*Disclaimer-This is a compensated post to promote DiscoverE.org, a website dedicated to introducing students, parents, and educators to engineering, engaging them in hands-on engineering experiences and making science and math relevant.*
There has been a growing concentration of media attention in regards to girls and their exposure to engineering, especially at an early age. As a mother of 2 sons and a daughter (my youngest), my home has an abundance of engineering/problem solving toys and activities. That said, I stepped back recently and evaluated what "we" owned and what "she" owned - I was a little disgusted with myself in that most of Corinne's mechanical and engineering exposure exists as hand-me-downs from her brothers. Aside from a few lego sets and building blocks, all of the really "cool" stuff was once owned by a BOY.
There is nothing wrong with hand-me-downs! I know this; you know this. Second-hand toys are a staple of life and I could not exist without them. What does this say to my daughter, though? Have I unknowingly assisted the world in perpetuating the idea that women are not equipped to handle the fields of engineering?
Enough! Enough of that. My girl is brilliant and creative and loves to build everything from elaborate blanket forts to a "zip line" in the backyard. She has just as much talent and interest in the processes of building and problem-solving as her brothers do and should always be exposed to as many hands-on activities as they are!
When I was contacted to promote DiscoverE.org , I jumped at the chance. not only because I needed a kick in the pants to be MORE "Hands on" with my children's engineering exposure, but also because I homeschool and the DiscoverE site and Facebook page has fantastic resources for engineering activities and videos. In fact, I just spent half an hour with my daughter on some of the links their site provided. We built a parachute that could withstand the rigors of a Mars entry but would also fit into the minimal volume of the canister that is provided on the spacecraft. We assigned work projects to scientists of different abilities and discussed what the words "computer, supercomputer, and grid" meant. We had fun playing games that are designed for KIDS and she learned, once again, that she is capable and smart; she is able to be anything she puts her mind to.

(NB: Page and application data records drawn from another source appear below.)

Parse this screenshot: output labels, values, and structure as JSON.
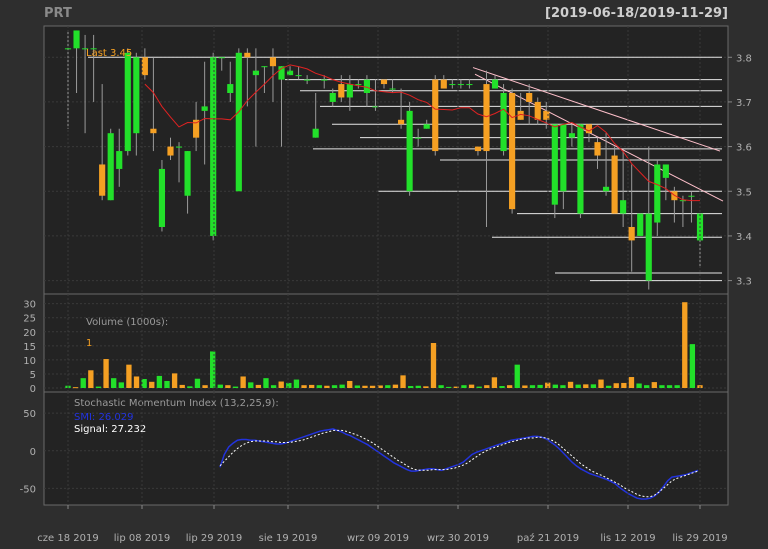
{
  "symbol": "PRT",
  "date_range": "[2019-06-18/2019-11-29]",
  "colors": {
    "background": "#2e2e2e",
    "panel": "#232323",
    "grid": "#3a3a3a",
    "up": "#22e02a",
    "down": "#f5a023",
    "wick": "#9a9a9a",
    "level_line": "#e6e6e6",
    "trend_line": "#ffc0cb",
    "ma": "#e02222",
    "smi": "#2233dd",
    "signal": "#ffffff",
    "axis_text": "#b0b0b0",
    "label_orange": "#f5a023"
  },
  "price_panel": {
    "last_label": "Last 3.45",
    "y_ticks": [
      "3.8",
      "3.7",
      "3.6",
      "3.5",
      "3.4",
      "3.3"
    ]
  },
  "volume_panel": {
    "title": "Volume (1000s):",
    "last_value": "1",
    "y_ticks": [
      "30",
      "25",
      "20",
      "15",
      "10",
      "5",
      "0"
    ]
  },
  "smi_panel": {
    "title": "Stochastic Momentum Index (13,2,25,9):",
    "smi_label": "SMI: 26.029",
    "signal_label": "Signal: 27.232",
    "y_ticks": [
      "50",
      "0",
      "-50"
    ]
  },
  "x_ticks": [
    "cze 18 2019",
    "lip 08 2019",
    "lip 29 2019",
    "sie 19 2019",
    "wrz 09 2019",
    "wrz 30 2019",
    "paź 21 2019",
    "lis 12 2019",
    "lis 29 2019"
  ],
  "chart_data": {
    "type": "candlestick",
    "title": "PRT",
    "ylim": [
      3.27,
      3.87
    ],
    "candles": [
      [
        3.82,
        3.86,
        3.64,
        3.82
      ],
      [
        3.82,
        3.86,
        3.72,
        3.86
      ],
      [
        3.82,
        3.85,
        3.63,
        3.82
      ],
      [
        3.82,
        3.85,
        3.7,
        3.82
      ],
      [
        3.56,
        3.74,
        3.48,
        3.49
      ],
      [
        3.48,
        3.64,
        3.48,
        3.63
      ],
      [
        3.55,
        3.64,
        3.51,
        3.59
      ],
      [
        3.59,
        3.82,
        3.58,
        3.81
      ],
      [
        3.63,
        3.81,
        3.58,
        3.8
      ],
      [
        3.8,
        3.82,
        3.75,
        3.76
      ],
      [
        3.64,
        3.8,
        3.59,
        3.63
      ],
      [
        3.42,
        3.57,
        3.41,
        3.55
      ],
      [
        3.6,
        3.62,
        3.57,
        3.58
      ],
      [
        3.6,
        3.61,
        3.52,
        3.6
      ],
      [
        3.49,
        3.59,
        3.45,
        3.59
      ],
      [
        3.66,
        3.7,
        3.59,
        3.62
      ],
      [
        3.68,
        3.79,
        3.56,
        3.69
      ],
      [
        3.4,
        3.81,
        3.39,
        3.8
      ],
      [
        3.8,
        3.8,
        3.77,
        3.8
      ],
      [
        3.72,
        3.79,
        3.7,
        3.74
      ],
      [
        3.5,
        3.82,
        3.6,
        3.81
      ],
      [
        3.81,
        3.82,
        3.69,
        3.8
      ],
      [
        3.76,
        3.82,
        3.6,
        3.77
      ],
      [
        3.78,
        3.78,
        3.72,
        3.78
      ],
      [
        3.8,
        3.82,
        3.7,
        3.78
      ],
      [
        3.75,
        3.78,
        3.6,
        3.78
      ],
      [
        3.76,
        3.78,
        3.76,
        3.77
      ],
      [
        3.76,
        3.78,
        3.75,
        3.76
      ],
      [
        3.75,
        3.76,
        3.74,
        3.75
      ],
      [
        3.62,
        3.72,
        3.62,
        3.64
      ],
      [
        3.75,
        3.76,
        3.73,
        3.75
      ],
      [
        3.7,
        3.73,
        3.69,
        3.72
      ],
      [
        3.74,
        3.76,
        3.7,
        3.71
      ],
      [
        3.71,
        3.76,
        3.68,
        3.74
      ],
      [
        3.74,
        3.75,
        3.73,
        3.74
      ],
      [
        3.72,
        3.76,
        3.69,
        3.75
      ],
      [
        3.69,
        3.75,
        3.68,
        3.69
      ],
      [
        3.75,
        3.75,
        3.73,
        3.74
      ],
      [
        3.73,
        3.75,
        3.72,
        3.73
      ],
      [
        3.66,
        3.73,
        3.64,
        3.65
      ],
      [
        3.5,
        3.7,
        3.49,
        3.68
      ],
      [
        3.62,
        3.64,
        3.6,
        3.62
      ],
      [
        3.64,
        3.66,
        3.64,
        3.65
      ],
      [
        3.75,
        3.76,
        3.58,
        3.59
      ],
      [
        3.75,
        3.76,
        3.73,
        3.73
      ],
      [
        3.74,
        3.75,
        3.73,
        3.74
      ],
      [
        3.74,
        3.75,
        3.73,
        3.74
      ],
      [
        3.74,
        3.75,
        3.73,
        3.74
      ],
      [
        3.6,
        3.6,
        3.58,
        3.59
      ],
      [
        3.74,
        3.77,
        3.42,
        3.59
      ],
      [
        3.73,
        3.76,
        3.73,
        3.75
      ],
      [
        3.59,
        3.74,
        3.58,
        3.72
      ],
      [
        3.72,
        3.73,
        3.45,
        3.46
      ],
      [
        3.68,
        3.72,
        3.66,
        3.66
      ],
      [
        3.72,
        3.74,
        3.65,
        3.7
      ],
      [
        3.7,
        3.71,
        3.65,
        3.66
      ],
      [
        3.68,
        3.7,
        3.64,
        3.66
      ],
      [
        3.47,
        3.62,
        3.44,
        3.65
      ],
      [
        3.5,
        3.65,
        3.46,
        3.65
      ],
      [
        3.62,
        3.65,
        3.6,
        3.63
      ],
      [
        3.45,
        3.65,
        3.44,
        3.65
      ],
      [
        3.65,
        3.65,
        3.61,
        3.63
      ],
      [
        3.61,
        3.62,
        3.55,
        3.58
      ],
      [
        3.5,
        3.63,
        3.49,
        3.51
      ],
      [
        3.58,
        3.6,
        3.45,
        3.45
      ],
      [
        3.45,
        3.59,
        3.42,
        3.48
      ],
      [
        3.42,
        3.56,
        3.32,
        3.39
      ],
      [
        3.4,
        3.45,
        3.4,
        3.45
      ],
      [
        3.3,
        3.6,
        3.28,
        3.45
      ],
      [
        3.43,
        3.57,
        3.4,
        3.56
      ],
      [
        3.53,
        3.56,
        3.48,
        3.56
      ],
      [
        3.5,
        3.51,
        3.43,
        3.48
      ],
      [
        3.48,
        3.49,
        3.42,
        3.48
      ],
      [
        3.49,
        3.5,
        3.43,
        3.49
      ],
      [
        3.39,
        3.45,
        3.33,
        3.45
      ]
    ],
    "volume": [
      0.8,
      0.3,
      3.5,
      6.3,
      0.5,
      10.3,
      3.5,
      2.0,
      8.3,
      4.1,
      3.2,
      2.2,
      4.3,
      2.5,
      5.2,
      1.1,
      0.6,
      3.3,
      1.0,
      13.0,
      1.2,
      1.0,
      0.5,
      4.1,
      2.0,
      1.1,
      3.5,
      1.0,
      2.3,
      1.8,
      3.0,
      1.0,
      1.1,
      1.0,
      0.8,
      1.0,
      1.2,
      2.5,
      0.9,
      0.8,
      0.8,
      0.9,
      1.0,
      1.2,
      4.5,
      0.7,
      0.8,
      0.6,
      16.0,
      1.0,
      0.4,
      0.5,
      1.0,
      1.2,
      0.5,
      1.0,
      3.8,
      0.7,
      1.0,
      8.3,
      0.9,
      1.0,
      1.1,
      1.9,
      1.2,
      1.0,
      2.2,
      1.2,
      1.3,
      1.3,
      3.0,
      0.8,
      1.7,
      1.8,
      3.9,
      1.6,
      1.0,
      2.1,
      1.0,
      1.0,
      1.0,
      30.5,
      15.6,
      1.0
    ],
    "volume_up": [
      1,
      0,
      1,
      0,
      1,
      0,
      1,
      1,
      0,
      0,
      1,
      0,
      1,
      1,
      0,
      0,
      1,
      1,
      0,
      1,
      1,
      0,
      1,
      0,
      1,
      0,
      1,
      1,
      0,
      1,
      1,
      0,
      0,
      1,
      0,
      1,
      1,
      0,
      1,
      0,
      0,
      0,
      1,
      0,
      0,
      1,
      1,
      0,
      0,
      1,
      1,
      0,
      1,
      0,
      1,
      0,
      0,
      1,
      0,
      1,
      0,
      1,
      1,
      0,
      1,
      1,
      0,
      1,
      0,
      1,
      0,
      1,
      0,
      0,
      0,
      1,
      1,
      0,
      1,
      1,
      1,
      0,
      1,
      0
    ],
    "smi": [
      [
        0,
        null
      ]
    ],
    "smi_line": [
      -22,
      -5,
      5,
      10,
      14,
      15,
      15,
      14,
      14,
      13,
      12,
      11,
      10,
      9,
      9,
      10,
      12,
      14,
      16,
      18,
      20,
      22,
      24,
      26,
      27,
      28,
      29,
      27,
      25,
      22,
      20,
      17,
      14,
      11,
      8,
      4,
      0,
      -4,
      -8,
      -12,
      -16,
      -19,
      -22,
      -25,
      -27,
      -27,
      -26,
      -25,
      -24,
      -24,
      -25,
      -26,
      -24,
      -22,
      -20,
      -18,
      -15,
      -10,
      -5,
      -2,
      0,
      2,
      4,
      6,
      8,
      10,
      12,
      14,
      15,
      16,
      17,
      18,
      19,
      19,
      18,
      16,
      12,
      8,
      3,
      -3,
      -9,
      -15,
      -20,
      -24,
      -27,
      -30,
      -32,
      -34,
      -36,
      -38,
      -41,
      -44,
      -49,
      -53,
      -57,
      -60,
      -63,
      -64,
      -64,
      -63,
      -60,
      -55,
      -48,
      -40,
      -35,
      -34,
      -33,
      -32,
      -30,
      -28,
      -26
    ],
    "signal_line": [
      -20,
      -14,
      -8,
      -2,
      3,
      7,
      10,
      12,
      13,
      13,
      13,
      13,
      12,
      12,
      11,
      11,
      11,
      12,
      13,
      14,
      16,
      18,
      20,
      22,
      24,
      25,
      27,
      27,
      27,
      26,
      24,
      22,
      20,
      17,
      14,
      11,
      7,
      3,
      -1,
      -5,
      -9,
      -13,
      -16,
      -20,
      -23,
      -25,
      -26,
      -26,
      -26,
      -25,
      -25,
      -25,
      -25,
      -24,
      -23,
      -21,
      -19,
      -16,
      -12,
      -8,
      -4,
      -1,
      2,
      4,
      6,
      8,
      10,
      12,
      13,
      15,
      16,
      17,
      17,
      18,
      18,
      17,
      15,
      12,
      8,
      3,
      -2,
      -7,
      -12,
      -17,
      -21,
      -25,
      -28,
      -31,
      -33,
      -36,
      -39,
      -42,
      -45,
      -49,
      -52,
      -55,
      -58,
      -60,
      -61,
      -61,
      -59,
      -55,
      -50,
      -45,
      -40,
      -37,
      -35,
      -33,
      -31,
      -29,
      -27
    ]
  }
}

Some people hear the word "engineer" and think of about 2 stereotypes: a guy in coveralls, driving a train, and a mechanical-type figure of eras gone past. But engineering is more than that! If includes career choices from nearly any field imaginable: medicine, law, manufacturing, and agriculture. Engineering is required to build not only bridges and buildings but also infrastructures that help to feed and clothe the world. If there are problems that need to be solved, engineering comes into play!
As a homeschooling family, bringing science and math into our "everyday" is more than just a supplement to their education: it IS their education! The projects available through DiscoverE encourage our daughters and sons to consider all of the options that exist in this hugely diverse world. One of the most intriguing ideas I have found out about through DiscoverE is the FutureCity.org competition. In fact, I am researching if our homeschooling co-op is able to register for the 2015 competition! I think our middle school kids would really pull together and create something unique.
For more information on encouraging your daughter in the fields of engineering, join in on Twitter for a #GirlDay2014 #STEMchat on February 19 at 9 PM Eastern in honor of Introduce a Girl to Engineering Day
Poetry Month in our Homeschool - Sure, you *can *force a kid to read a book. Any book, actually. But you *can't* force a child to love to read. You can't push and push literature on them a...
3 years ago